They cut down that tree
Outside my bedroom window.
So painful to watch!
Small, dark-skinned Mexican-Americans
Scampering up branches,
With ropes and saws, and no respect.
What happened to their tradition?
Of indigenous harmony with Nature!
Had it been westernized out of them?
Did they think it dead because it bore no leaves?
Like a paralyzed person
With a rich secret inner life.
And what of
The lush green ivy
Happily curling its way up the trunk,
The sonorous birds nestling lazily in its hollows,
The darting squirrels playing the naked branches.
And what of me - of interdependence -
Who wakened each morn for two decades,
My adult life basking in that spot of green,
A dawn greeting midst the gray cityscape?
Some tree twigs landed in my bedroom,
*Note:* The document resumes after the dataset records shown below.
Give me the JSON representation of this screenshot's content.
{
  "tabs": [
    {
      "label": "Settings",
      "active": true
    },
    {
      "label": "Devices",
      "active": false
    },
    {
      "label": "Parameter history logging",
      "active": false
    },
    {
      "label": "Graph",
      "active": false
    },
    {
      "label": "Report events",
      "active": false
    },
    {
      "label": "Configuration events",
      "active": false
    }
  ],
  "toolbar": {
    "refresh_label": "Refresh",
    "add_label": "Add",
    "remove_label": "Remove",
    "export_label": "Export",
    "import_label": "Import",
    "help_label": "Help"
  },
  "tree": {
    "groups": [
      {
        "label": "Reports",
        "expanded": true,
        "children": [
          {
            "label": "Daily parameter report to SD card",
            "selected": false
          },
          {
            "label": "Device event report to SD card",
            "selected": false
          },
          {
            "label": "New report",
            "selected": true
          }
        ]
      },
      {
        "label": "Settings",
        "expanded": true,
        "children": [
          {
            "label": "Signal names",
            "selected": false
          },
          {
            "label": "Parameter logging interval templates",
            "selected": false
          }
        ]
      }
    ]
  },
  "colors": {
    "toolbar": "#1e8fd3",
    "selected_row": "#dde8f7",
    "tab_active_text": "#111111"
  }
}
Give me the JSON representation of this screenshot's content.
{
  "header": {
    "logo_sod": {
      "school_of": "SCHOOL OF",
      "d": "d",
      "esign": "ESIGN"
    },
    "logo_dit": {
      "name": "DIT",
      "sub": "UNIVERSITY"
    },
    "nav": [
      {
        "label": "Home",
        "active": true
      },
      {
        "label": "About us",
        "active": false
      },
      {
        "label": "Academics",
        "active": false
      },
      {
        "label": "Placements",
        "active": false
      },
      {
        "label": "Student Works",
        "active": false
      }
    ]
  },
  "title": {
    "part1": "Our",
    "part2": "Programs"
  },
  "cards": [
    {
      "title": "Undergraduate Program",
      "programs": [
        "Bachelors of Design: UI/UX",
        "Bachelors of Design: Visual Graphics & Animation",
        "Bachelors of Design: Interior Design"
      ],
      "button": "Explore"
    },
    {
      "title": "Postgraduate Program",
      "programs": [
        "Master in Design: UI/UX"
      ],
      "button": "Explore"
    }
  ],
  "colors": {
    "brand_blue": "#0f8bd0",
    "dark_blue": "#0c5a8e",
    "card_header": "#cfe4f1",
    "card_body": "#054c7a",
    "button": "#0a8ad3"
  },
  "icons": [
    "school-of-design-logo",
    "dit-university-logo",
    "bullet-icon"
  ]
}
And within the bark, they were warm and moist, alive.
Did they come to me as a final farewell?
Intuiting how much they would be missed.
What can we do as we bear witness to
The destruction of urban habitat,
Environmental depletion of those rare
Scattered city spots of Nature preserved.
Sometimes now I awaken to
A phantom shadow of that tree,
Seemingly unattached to anything in its midst
It lives on in memory and more.